(RECORDS TO PROCESS):
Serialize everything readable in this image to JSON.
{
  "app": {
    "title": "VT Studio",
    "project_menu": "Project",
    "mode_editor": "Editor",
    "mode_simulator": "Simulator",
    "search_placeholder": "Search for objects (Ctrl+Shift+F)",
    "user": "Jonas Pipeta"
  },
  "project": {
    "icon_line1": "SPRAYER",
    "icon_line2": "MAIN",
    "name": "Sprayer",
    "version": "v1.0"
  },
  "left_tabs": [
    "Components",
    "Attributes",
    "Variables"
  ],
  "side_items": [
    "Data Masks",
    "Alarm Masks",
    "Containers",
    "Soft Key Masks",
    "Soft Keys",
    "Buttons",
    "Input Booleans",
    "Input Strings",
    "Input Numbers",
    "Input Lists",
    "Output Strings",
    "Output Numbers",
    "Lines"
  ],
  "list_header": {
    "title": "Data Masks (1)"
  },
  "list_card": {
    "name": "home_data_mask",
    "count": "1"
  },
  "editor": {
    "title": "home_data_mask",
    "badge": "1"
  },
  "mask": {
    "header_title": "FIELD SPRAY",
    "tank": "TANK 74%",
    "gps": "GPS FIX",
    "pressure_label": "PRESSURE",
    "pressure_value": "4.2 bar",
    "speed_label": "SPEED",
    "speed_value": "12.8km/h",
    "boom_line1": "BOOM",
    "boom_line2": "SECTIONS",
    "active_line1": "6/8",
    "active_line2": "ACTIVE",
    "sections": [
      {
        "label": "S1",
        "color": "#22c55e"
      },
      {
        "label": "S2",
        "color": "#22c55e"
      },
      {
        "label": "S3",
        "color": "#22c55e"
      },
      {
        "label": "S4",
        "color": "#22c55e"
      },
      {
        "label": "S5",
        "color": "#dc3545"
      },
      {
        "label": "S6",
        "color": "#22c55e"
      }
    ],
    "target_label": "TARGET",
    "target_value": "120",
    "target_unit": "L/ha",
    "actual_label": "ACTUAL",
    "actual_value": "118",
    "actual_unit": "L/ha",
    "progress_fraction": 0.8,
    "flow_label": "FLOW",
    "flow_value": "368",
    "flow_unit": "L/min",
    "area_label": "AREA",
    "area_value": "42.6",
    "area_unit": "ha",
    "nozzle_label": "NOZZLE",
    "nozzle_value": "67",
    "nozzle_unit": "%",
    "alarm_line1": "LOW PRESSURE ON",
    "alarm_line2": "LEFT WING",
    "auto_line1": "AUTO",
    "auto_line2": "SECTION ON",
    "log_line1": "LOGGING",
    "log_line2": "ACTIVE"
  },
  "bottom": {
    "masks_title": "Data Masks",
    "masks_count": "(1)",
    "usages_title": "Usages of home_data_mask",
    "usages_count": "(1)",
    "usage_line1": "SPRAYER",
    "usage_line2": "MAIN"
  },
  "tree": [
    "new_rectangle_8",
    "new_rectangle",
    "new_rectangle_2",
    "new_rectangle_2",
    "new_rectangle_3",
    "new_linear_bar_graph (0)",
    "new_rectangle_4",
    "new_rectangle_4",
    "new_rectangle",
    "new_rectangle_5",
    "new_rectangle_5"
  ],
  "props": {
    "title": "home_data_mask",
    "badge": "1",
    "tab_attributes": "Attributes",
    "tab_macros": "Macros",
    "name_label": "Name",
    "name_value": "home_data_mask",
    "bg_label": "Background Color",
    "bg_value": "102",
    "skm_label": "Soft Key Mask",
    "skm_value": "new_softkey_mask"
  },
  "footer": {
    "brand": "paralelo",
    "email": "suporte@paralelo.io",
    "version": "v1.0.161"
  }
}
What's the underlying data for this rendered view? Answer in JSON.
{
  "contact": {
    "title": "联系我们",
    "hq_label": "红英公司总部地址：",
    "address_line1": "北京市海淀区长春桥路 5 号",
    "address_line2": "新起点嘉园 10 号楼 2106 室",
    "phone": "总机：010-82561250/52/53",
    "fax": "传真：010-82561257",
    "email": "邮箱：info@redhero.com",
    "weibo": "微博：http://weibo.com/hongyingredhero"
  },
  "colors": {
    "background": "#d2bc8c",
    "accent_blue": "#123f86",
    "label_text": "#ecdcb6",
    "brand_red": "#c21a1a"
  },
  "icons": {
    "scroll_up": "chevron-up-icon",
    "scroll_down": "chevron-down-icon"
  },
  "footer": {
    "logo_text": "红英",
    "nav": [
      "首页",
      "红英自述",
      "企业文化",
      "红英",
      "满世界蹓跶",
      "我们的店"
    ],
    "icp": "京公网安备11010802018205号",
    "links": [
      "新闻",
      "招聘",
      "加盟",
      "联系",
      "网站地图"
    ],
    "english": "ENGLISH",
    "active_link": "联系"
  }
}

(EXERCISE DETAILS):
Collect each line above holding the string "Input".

(ANSWER FOR THIS EXERCISE):
    "Input Booleans",
    "Input Strings",
    "Input Numbers",
    "Input Lists",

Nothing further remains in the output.